* **TASK STATEMENT**:
Identify and pull out each line of the entries in which "MBps" occurs.

* **GIVEN ENTRIES**:
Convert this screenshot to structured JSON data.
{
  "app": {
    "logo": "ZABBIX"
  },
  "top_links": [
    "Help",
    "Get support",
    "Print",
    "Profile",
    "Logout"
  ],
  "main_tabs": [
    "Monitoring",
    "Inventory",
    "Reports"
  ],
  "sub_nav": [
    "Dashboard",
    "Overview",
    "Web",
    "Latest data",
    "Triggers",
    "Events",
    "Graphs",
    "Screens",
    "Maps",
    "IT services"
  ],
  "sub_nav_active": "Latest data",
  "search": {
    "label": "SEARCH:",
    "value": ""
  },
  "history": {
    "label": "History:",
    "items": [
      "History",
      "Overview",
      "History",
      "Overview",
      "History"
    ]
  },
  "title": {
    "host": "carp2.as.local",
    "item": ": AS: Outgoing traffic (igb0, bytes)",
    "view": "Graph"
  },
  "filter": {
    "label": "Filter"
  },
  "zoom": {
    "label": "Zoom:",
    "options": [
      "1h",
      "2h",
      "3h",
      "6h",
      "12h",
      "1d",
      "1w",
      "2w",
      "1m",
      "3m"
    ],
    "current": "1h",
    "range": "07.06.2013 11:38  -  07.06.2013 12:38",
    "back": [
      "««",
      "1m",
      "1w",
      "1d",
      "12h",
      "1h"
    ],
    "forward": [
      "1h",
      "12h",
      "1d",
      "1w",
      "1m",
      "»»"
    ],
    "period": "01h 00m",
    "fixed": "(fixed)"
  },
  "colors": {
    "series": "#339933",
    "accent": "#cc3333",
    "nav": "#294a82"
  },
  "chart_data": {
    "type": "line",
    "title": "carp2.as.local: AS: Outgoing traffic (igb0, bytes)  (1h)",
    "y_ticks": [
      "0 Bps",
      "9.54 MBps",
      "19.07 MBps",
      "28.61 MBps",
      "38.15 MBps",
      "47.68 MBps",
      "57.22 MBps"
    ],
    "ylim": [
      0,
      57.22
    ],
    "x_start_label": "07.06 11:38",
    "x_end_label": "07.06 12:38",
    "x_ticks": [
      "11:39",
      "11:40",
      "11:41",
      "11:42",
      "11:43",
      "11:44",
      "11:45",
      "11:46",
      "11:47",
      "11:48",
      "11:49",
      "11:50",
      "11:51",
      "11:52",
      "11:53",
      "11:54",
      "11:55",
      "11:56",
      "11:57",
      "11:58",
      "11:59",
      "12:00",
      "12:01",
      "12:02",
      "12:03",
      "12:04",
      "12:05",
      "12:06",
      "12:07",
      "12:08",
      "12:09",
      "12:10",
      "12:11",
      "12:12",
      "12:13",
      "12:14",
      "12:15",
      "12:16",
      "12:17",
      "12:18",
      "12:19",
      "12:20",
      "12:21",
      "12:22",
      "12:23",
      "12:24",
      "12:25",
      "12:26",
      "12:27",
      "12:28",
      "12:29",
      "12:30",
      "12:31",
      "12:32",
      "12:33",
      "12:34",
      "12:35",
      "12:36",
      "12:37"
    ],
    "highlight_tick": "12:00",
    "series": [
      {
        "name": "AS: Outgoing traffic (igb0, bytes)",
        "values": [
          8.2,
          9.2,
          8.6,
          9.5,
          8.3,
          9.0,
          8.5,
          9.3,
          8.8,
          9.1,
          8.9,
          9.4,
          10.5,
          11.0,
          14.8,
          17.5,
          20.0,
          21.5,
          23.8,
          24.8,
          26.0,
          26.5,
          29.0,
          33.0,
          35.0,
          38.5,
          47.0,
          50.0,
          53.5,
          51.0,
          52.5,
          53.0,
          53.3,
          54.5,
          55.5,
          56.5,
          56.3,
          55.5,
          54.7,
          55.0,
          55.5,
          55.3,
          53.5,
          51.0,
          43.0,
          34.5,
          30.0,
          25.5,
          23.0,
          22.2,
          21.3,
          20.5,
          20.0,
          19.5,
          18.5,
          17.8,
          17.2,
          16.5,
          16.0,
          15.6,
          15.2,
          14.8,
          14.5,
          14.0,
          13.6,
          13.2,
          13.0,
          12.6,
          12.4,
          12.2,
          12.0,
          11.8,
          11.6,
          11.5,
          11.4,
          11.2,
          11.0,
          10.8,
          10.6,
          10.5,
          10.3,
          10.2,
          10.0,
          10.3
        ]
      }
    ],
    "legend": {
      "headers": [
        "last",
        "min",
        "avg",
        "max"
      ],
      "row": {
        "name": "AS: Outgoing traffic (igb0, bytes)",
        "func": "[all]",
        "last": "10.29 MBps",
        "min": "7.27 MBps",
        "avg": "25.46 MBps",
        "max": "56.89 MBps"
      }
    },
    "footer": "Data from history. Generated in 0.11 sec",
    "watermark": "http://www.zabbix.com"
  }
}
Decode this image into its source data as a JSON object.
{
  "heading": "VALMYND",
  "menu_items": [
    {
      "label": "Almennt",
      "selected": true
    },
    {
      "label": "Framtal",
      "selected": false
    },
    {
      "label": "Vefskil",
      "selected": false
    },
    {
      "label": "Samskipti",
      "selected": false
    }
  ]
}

* **OUTPUT FOR THIS EXERCISE**:
      "9.54 MBps",
      "19.07 MBps",
      "28.61 MBps",
      "38.15 MBps",
      "47.68 MBps",
      "57.22 MBps"
        "last": "10.29 MBps",
        "min": "7.27 MBps",
        "avg": "25.46 MBps",
        "max": "56.89 MBps"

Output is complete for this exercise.